The words “terrorism”, “terrorist”, “terrorist attack” are translations from English (terrorism, terrorist, act of terrorism). In their original meaning, they are all connected with terror as a policy of intimidation. But here the differences become crucial. First of all, the subject of terrorist activity, that is, a terrorist, as a rule, is not the state, but organizations that set themselves political goals - coming to power, destabilizing society, pushing it towards revolution, provoking entry into war, etc.

A prerequisite for terrorism is the resonance of a terrorist action in society. Terrorism is fundamentally declarative. Widespread information about a terrorist attack, making it the most discussed event, is a key element of terrorist tactics. A terrorist attack that goes unnoticed or is classified loses all meaning.

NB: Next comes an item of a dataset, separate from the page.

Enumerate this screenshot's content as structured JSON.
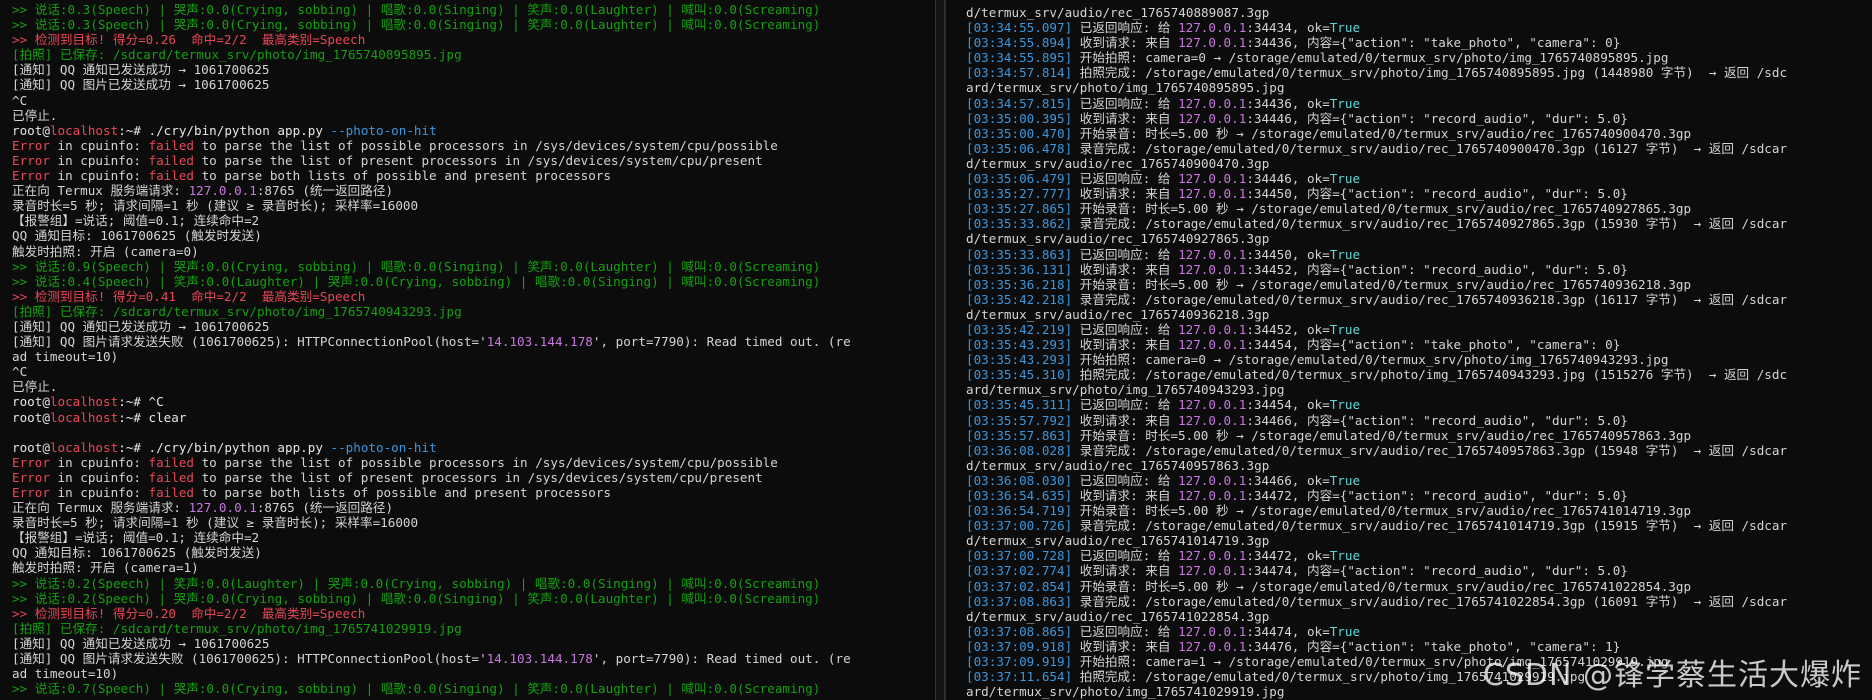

Terrorism is the most dangerous (according to the criterion of invested resources / results obtained) way of political destabilization of society. Such methods of destabilization as military intervention, uprising, outbreak of civil war, mass riots, general strike, etc. require significant resources and require broad mass support for those forces that are interested in destabilization. To launch a campaign of terrorist acts, it is enough to support the terrorist cause from a relatively narrow layer of society, a small group of extreme radicals who agree to everything, and modest organizational and technical resources. Terrorism undermines power and destroys the political system of the state. Lawyers classify terrorist acts as “crimes against the foundations of the constitutional order and state security.”

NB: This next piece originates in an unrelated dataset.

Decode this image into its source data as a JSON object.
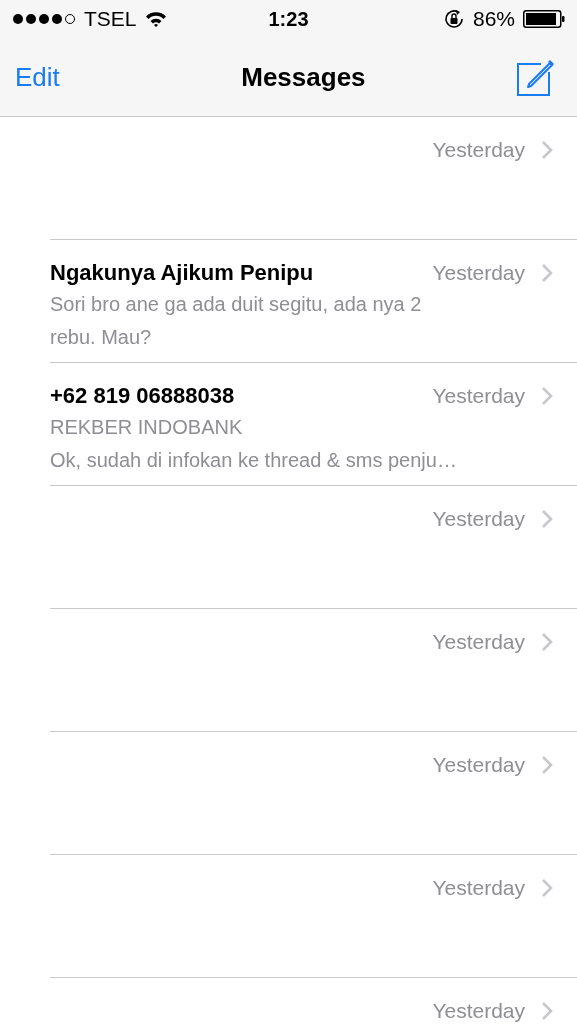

According to the general opinion of legal scholars, terrorism in any of its forms is the most socially dangerous of all crimes described by criminal law (in the sanctions of articles providing for criminal liability for a crime of a terrorist nature, there should be the most severe punishment of all types of punishment provided for by criminal law).

Forms and methods of terrorism.

Analyzing the methods of terrorist activity, researchers identify:

  1. Explosions of government, industrial, transport, military facilities, newspaper and magazine editorial offices, various offices, party committees, residential buildings, train stations, shops, theaters, restaurants, etc.
  2. Individual terror or political assassinations - officials, public figures, bankers, law enforcement officers, etc.
  3. Political abductions. As a rule, major government figures, industrialists, journalists, military personnel, foreign diplomats, etc. are kidnapped. The purpose of the kidnapping is political blackmail (demands for fulfilling certain political conditions, release of accomplices from prison, ransom, etc.)


  1. Capture of institutions, buildings, banks, embassies, etc., accompanied by the taking of hostages. Most often, this is followed by negotiations with government officials, but history also knows examples of the destruction of hostages. Possessing hostages allows terrorists to negotiate “from a position of strength.” Today it is one of the most common forms of terrorism.
  2. Capture of aircraft, ships or other vehicles, accompanied by the taking of hostages. This form of terrorist activity became widespread in the 1980s.
  3. Robbery of banks, jewelry stores, individuals, taking hostages for ransom. Robbery is an auxiliary form of terrorist activity that provides terrorists with financial resources.
  4. Non-fatal wounds, beatings, bullying. These forms of terrorist attacks pursue the goals of psychological pressure on the victim and at the same time are a form of so-called “propaganda by action.”
  5. Biological terrorism. For example, sending letters with anthrax spores.
  6. Use of toxic substances and radioactive isotopes.


The arsenal of methods and forms of terrorism is constantly expanding. Now they are already talking about computer terrorism. In principle, any infrastructure of society, any industrial facilities, technological structures, waste storage facilities, damage to which is fraught with environmental disasters, can become the target of a terrorist attack.


1st year doctoral student

Aboszoda Z.I.